Injury to Tosin Adarabioyo coincided with the timely return to fitness of Darragh Lenihan.

He was brought in to partner Derrick Williams, Rovers’ fourth central defensive partnership in as many games this season.

A win, and clean sheet, means the Lenihan-Williams partnership has delivered some quite incredible results.

In 11 games they have partnered each other in the last two seasons, Rovers have won seven matches, drawn twice, and lost just twice, against promoted sides Norwich and Sheffield United.

Even more impressive is the five clean sheets they have delivered.

Eyebrows were raised in Rovers’ summer recruitment at the lack of central defensive additions, and one swallow doesn’t make for a summer.

Rovers still look susceptible to injuries in that area, and much work remains, but you can’t argue with the results.


Saturday marked 19 years since the death of Jack Walker, Rovers’ greatest supporter.

It was a battling performance that would have made him proud.

As the 19th minute ticked around, his name rang around Ewood Park, including from a section of the Middlesbrough supporters.

His face lit up the big screen, and it was a goosebumps moment.

It could only have been more fitting had Rovers managed to open the scoring as the applause went on, something Greg Cunningham went close to as his attempt from a Stewart Downing corner was cleared on the line.


There was something a little bit different post-match.
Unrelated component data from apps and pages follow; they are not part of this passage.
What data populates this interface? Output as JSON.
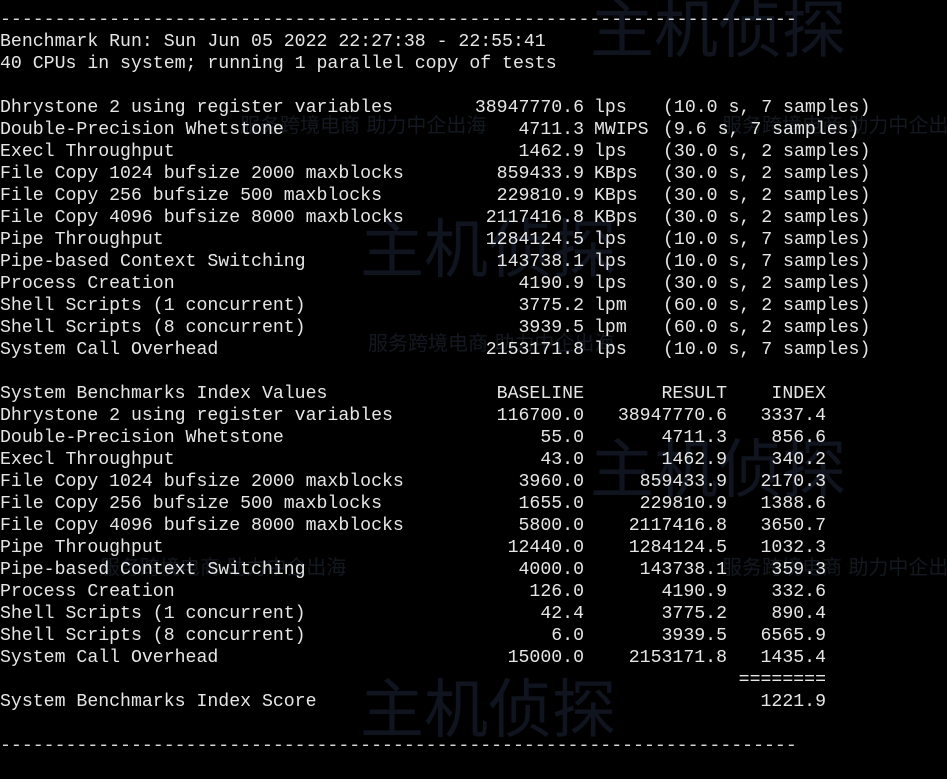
{
  "terminal": {
    "separator_top": "-------------------------------------------------------------------------",
    "run_line": "Benchmark Run: Sun Jun 05 2022 22:27:38 - 22:55:41",
    "cpu_line": "40 CPUs in system; running 1 parallel copy of tests",
    "raw_results": [
      {
        "name": "Dhrystone 2 using register variables",
        "value": "38947770.6",
        "unit": "lps",
        "detail": "(10.0 s, 7 samples)"
      },
      {
        "name": "Double-Precision Whetstone",
        "value": "4711.3",
        "unit": "MWIPS",
        "detail": "(9.6 s, 7 samples)"
      },
      {
        "name": "Execl Throughput",
        "value": "1462.9",
        "unit": "lps",
        "detail": "(30.0 s, 2 samples)"
      },
      {
        "name": "File Copy 1024 bufsize 2000 maxblocks",
        "value": "859433.9",
        "unit": "KBps",
        "detail": "(30.0 s, 2 samples)"
      },
      {
        "name": "File Copy 256 bufsize 500 maxblocks",
        "value": "229810.9",
        "unit": "KBps",
        "detail": "(30.0 s, 2 samples)"
      },
      {
        "name": "File Copy 4096 bufsize 8000 maxblocks",
        "value": "2117416.8",
        "unit": "KBps",
        "detail": "(30.0 s, 2 samples)"
      },
      {
        "name": "Pipe Throughput",
        "value": "1284124.5",
        "unit": "lps",
        "detail": "(10.0 s, 7 samples)"
      },
      {
        "name": "Pipe-based Context Switching",
        "value": "143738.1",
        "unit": "lps",
        "detail": "(10.0 s, 7 samples)"
      },
      {
        "name": "Process Creation",
        "value": "4190.9",
        "unit": "lps",
        "detail": "(30.0 s, 2 samples)"
      },
      {
        "name": "Shell Scripts (1 concurrent)",
        "value": "3775.2",
        "unit": "lpm",
        "detail": "(60.0 s, 2 samples)"
      },
      {
        "name": "Shell Scripts (8 concurrent)",
        "value": "3939.5",
        "unit": "lpm",
        "detail": "(60.0 s, 2 samples)"
      },
      {
        "name": "System Call Overhead",
        "value": "2153171.8",
        "unit": "lps",
        "detail": "(10.0 s, 7 samples)"
      }
    ],
    "index_header": {
      "title": "System Benchmarks Index Values",
      "baseline": "BASELINE",
      "result": "RESULT",
      "index": "INDEX"
    },
    "index_rows": [
      {
        "name": "Dhrystone 2 using register variables",
        "baseline": "116700.0",
        "result": "38947770.6",
        "index": "3337.4"
      },
      {
        "name": "Double-Precision Whetstone",
        "baseline": "55.0",
        "result": "4711.3",
        "index": "856.6"
      },
      {
        "name": "Execl Throughput",
        "baseline": "43.0",
        "result": "1462.9",
        "index": "340.2"
      },
      {
        "name": "File Copy 1024 bufsize 2000 maxblocks",
        "baseline": "3960.0",
        "result": "859433.9",
        "index": "2170.3"
      },
      {
        "name": "File Copy 256 bufsize 500 maxblocks",
        "baseline": "1655.0",
        "result": "229810.9",
        "index": "1388.6"
      },
      {
        "name": "File Copy 4096 bufsize 8000 maxblocks",
        "baseline": "5800.0",
        "result": "2117416.8",
        "index": "3650.7"
      },
      {
        "name": "Pipe Throughput",
        "baseline": "12440.0",
        "result": "1284124.5",
        "index": "1032.3"
      },
      {
        "name": "Pipe-based Context Switching",
        "baseline": "4000.0",
        "result": "143738.1",
        "index": "359.3"
      },
      {
        "name": "Process Creation",
        "baseline": "126.0",
        "result": "4190.9",
        "index": "332.6"
      },
      {
        "name": "Shell Scripts (1 concurrent)",
        "baseline": "42.4",
        "result": "3775.2",
        "index": "890.4"
      },
      {
        "name": "Shell Scripts (8 concurrent)",
        "baseline": "6.0",
        "result": "3939.5",
        "index": "6565.9"
      },
      {
        "name": "System Call Overhead",
        "baseline": "15000.0",
        "result": "2153171.8",
        "index": "1435.4"
      }
    ],
    "index_rule": "========",
    "score_label": "System Benchmarks Index Score",
    "score_value": "1221.9",
    "separator_bottom": "-------------------------------------------------------------------------"
  },
  "watermark": {
    "brand": "主机侦探",
    "slogan": "服务跨境电商 助力中企出海"
  },
  "colors": {
    "background": "#000000",
    "text": "#e6e6e6",
    "watermark": "#6a8fd0"
  }
}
So accustomed have we been to three points being marked with an Elliott Bennett first pump.

This, his first win since being installed as permanent captain, should have been the perfect moment to roll it out.

Indeed, few celebrations would have been more fitting after a 90 minutes in which the home supporters played just as big a role as the players in helping Rovers over the line.
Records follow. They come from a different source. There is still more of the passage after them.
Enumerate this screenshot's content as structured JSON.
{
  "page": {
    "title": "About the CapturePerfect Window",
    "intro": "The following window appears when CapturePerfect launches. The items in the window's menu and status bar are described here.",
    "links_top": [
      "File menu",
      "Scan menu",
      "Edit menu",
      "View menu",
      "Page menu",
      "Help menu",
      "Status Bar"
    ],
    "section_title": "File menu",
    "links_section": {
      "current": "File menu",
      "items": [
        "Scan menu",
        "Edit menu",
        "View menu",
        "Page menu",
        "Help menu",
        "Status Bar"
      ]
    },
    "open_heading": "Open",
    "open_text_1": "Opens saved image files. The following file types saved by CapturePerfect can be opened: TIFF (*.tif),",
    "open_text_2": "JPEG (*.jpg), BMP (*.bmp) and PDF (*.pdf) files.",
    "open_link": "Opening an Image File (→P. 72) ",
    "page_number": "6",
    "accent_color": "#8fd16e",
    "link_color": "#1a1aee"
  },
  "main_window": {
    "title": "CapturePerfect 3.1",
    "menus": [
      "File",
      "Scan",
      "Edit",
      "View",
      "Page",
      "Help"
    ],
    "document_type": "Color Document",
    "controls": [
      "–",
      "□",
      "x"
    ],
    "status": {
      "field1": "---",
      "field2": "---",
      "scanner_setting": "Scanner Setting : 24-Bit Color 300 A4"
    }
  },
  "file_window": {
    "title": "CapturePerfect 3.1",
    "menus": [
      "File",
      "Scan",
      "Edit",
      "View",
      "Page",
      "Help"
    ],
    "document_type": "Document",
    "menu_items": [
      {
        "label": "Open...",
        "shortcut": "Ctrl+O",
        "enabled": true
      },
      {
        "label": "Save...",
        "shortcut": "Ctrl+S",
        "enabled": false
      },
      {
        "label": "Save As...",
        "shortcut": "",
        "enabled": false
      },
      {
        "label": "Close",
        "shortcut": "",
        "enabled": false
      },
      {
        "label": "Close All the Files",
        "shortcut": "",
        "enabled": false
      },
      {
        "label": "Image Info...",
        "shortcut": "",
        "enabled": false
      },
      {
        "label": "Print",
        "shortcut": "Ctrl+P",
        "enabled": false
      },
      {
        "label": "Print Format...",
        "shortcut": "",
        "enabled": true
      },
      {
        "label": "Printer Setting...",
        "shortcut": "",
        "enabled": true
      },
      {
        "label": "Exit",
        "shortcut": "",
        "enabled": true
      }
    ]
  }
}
However, there was just the applause to the Blackburn End from Bennett, rather than the usual first pump.

Bennett has come in for criticism of late, with references made to that celebration to him on social media, which will likely have been the reason behind the no-show.

However, he clearly has the faith and respect of his manager and team-mates, and there are few better examples of how a footballer should carry themselves than Bennett.

Yes he may not be the most natural option at right back, and yes he may have had some testing times, but if 100 per cent is what you’re after, then there could be no finer custodian of the role in Charlie Mulgrew’s absence.


Few summed up Rovers’ incredible work-rate more than Sam Gallagher.

Danny Graham’s inclusion came as nothing of a surprise, though there were eyebrows were raised when Gallagher retained his place, but in a wide right role.

It is a role he has done before, not least under Mowbray during his loan spell in 2016/17.

He was full of running from minute one to 95, offering a great outlet, winning an incredible 12 aerial duels and putting in some great recovery runs, winning more tackles than any Rovers player.

He looked much better when running in to open space than with the ball at his feet, but it was certainly a whole-hearted display.

Gallagher stayed out wide even after the departure of Armstrong, and in time, he will need to become the No.9 that Mowbray thinks he will be, and provide the necessary goal threat.

But for commitment and working for the cause, that is without question.